* About this exercise
Search the entries for the word "legend". Copy each line in which it is found.

* Task data

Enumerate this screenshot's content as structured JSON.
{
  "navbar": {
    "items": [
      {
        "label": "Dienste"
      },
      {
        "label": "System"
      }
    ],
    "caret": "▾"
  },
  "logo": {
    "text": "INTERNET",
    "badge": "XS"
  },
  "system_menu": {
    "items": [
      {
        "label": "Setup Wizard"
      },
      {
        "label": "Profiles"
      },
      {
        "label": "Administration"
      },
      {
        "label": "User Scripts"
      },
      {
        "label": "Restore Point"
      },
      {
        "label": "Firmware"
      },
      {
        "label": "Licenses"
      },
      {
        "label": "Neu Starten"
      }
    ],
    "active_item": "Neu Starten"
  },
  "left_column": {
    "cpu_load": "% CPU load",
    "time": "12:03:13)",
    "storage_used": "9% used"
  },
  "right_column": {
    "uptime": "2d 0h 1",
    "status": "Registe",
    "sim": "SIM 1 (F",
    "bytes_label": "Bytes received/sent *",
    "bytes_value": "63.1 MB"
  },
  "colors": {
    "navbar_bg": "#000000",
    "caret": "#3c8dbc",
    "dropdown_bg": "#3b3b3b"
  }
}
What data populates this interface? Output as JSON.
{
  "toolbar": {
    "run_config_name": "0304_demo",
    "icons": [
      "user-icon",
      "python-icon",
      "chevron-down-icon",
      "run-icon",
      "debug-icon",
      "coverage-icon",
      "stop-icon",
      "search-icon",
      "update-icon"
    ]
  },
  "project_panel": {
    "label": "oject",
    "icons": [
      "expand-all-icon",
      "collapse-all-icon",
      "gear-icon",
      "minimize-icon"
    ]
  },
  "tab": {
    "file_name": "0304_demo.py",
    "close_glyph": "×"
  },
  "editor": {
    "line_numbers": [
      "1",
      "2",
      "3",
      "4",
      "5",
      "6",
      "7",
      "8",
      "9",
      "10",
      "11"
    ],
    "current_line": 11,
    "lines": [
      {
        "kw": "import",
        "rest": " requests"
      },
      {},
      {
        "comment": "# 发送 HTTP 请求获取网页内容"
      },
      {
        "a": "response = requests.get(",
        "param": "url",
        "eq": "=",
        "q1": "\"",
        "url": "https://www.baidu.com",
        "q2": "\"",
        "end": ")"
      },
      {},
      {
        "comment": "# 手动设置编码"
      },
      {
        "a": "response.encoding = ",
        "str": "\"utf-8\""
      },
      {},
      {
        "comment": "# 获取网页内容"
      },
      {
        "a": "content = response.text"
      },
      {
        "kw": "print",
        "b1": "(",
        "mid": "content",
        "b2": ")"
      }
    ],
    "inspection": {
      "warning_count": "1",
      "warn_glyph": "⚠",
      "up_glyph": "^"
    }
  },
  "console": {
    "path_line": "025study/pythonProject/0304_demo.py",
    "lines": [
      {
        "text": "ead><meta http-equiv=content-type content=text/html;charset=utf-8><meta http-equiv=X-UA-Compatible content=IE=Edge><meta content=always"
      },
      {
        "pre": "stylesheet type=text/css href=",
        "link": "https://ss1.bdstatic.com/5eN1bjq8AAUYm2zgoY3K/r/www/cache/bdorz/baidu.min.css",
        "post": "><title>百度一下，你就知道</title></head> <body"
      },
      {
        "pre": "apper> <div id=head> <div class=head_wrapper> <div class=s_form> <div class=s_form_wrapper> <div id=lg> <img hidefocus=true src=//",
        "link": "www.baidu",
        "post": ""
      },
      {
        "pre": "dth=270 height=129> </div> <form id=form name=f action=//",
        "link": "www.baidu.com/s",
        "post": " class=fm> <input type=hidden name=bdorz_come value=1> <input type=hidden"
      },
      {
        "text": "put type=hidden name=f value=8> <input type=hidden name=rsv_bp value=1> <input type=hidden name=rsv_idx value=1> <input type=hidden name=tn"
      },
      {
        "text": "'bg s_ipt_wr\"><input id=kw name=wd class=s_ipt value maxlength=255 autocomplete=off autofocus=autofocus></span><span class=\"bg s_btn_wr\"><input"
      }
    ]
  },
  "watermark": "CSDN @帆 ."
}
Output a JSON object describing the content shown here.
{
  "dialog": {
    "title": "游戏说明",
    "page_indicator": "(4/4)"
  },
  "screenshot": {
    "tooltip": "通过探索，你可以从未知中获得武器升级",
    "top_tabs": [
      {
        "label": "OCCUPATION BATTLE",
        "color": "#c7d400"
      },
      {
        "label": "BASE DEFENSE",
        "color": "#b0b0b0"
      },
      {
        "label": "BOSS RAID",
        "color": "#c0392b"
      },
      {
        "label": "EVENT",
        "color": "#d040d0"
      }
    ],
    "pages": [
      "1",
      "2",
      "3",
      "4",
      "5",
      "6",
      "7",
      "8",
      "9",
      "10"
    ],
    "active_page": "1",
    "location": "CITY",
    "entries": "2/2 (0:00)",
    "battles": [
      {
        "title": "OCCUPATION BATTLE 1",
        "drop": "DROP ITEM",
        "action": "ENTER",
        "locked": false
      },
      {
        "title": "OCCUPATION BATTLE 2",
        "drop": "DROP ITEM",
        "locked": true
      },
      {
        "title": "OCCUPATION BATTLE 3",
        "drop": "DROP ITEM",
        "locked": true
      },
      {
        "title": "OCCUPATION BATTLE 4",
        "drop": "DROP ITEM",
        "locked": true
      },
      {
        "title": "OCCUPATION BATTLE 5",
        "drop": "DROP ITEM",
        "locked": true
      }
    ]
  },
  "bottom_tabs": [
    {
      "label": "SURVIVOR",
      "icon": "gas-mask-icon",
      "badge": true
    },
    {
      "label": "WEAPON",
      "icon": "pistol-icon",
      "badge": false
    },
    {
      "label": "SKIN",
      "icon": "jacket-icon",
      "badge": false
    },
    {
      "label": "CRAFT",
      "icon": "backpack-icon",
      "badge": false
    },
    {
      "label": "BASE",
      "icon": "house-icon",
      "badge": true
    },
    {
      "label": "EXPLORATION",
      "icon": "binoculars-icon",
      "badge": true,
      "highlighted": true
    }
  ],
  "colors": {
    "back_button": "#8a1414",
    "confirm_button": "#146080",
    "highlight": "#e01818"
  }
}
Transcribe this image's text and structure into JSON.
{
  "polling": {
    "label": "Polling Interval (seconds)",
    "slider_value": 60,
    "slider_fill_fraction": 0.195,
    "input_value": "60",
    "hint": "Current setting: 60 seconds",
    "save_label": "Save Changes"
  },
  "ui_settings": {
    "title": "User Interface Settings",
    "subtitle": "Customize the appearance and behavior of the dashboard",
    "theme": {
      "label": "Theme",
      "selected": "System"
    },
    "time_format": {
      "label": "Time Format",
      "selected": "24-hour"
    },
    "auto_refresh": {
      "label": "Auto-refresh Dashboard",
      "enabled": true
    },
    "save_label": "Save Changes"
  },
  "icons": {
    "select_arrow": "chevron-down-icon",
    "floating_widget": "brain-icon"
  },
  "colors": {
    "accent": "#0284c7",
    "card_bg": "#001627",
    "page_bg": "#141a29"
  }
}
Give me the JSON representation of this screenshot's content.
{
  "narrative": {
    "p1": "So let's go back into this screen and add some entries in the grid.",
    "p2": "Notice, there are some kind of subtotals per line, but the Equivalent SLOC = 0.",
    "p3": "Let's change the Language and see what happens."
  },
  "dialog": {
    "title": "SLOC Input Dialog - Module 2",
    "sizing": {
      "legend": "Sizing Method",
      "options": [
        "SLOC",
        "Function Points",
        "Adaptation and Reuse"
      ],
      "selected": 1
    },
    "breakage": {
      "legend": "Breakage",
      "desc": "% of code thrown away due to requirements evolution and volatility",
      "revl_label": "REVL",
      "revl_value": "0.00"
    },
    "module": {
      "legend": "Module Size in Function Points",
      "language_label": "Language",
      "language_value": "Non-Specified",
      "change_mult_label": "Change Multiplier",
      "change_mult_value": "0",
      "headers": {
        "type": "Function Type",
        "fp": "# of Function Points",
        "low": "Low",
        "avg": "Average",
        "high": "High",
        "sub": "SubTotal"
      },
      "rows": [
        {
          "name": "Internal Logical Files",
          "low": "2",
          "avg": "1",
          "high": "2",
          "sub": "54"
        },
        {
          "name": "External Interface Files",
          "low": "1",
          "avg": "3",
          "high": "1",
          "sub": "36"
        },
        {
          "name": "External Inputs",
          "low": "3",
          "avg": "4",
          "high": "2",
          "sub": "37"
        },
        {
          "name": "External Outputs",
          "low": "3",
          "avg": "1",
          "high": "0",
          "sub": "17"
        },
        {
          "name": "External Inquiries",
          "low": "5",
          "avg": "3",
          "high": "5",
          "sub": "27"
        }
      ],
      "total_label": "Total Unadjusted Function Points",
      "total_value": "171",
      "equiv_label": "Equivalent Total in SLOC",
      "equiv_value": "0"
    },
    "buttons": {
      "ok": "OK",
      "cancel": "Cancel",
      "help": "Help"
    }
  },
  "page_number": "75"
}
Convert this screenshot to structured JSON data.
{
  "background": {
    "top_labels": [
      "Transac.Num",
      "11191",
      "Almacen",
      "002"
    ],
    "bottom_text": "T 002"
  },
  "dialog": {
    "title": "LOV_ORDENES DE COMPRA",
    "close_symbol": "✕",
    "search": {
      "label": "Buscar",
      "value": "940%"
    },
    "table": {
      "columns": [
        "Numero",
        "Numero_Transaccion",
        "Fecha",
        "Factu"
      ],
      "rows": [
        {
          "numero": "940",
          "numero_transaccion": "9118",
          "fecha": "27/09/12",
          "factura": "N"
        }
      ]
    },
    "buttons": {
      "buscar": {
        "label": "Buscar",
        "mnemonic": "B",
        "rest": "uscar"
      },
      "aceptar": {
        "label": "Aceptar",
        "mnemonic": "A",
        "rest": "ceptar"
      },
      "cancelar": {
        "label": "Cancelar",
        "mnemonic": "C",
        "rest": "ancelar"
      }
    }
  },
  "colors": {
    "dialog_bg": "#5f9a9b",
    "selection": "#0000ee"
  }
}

* Response to this exercise
      "legend": "Sizing Method",
      "legend": "Breakage",
      "legend": "Module Size in Function Points",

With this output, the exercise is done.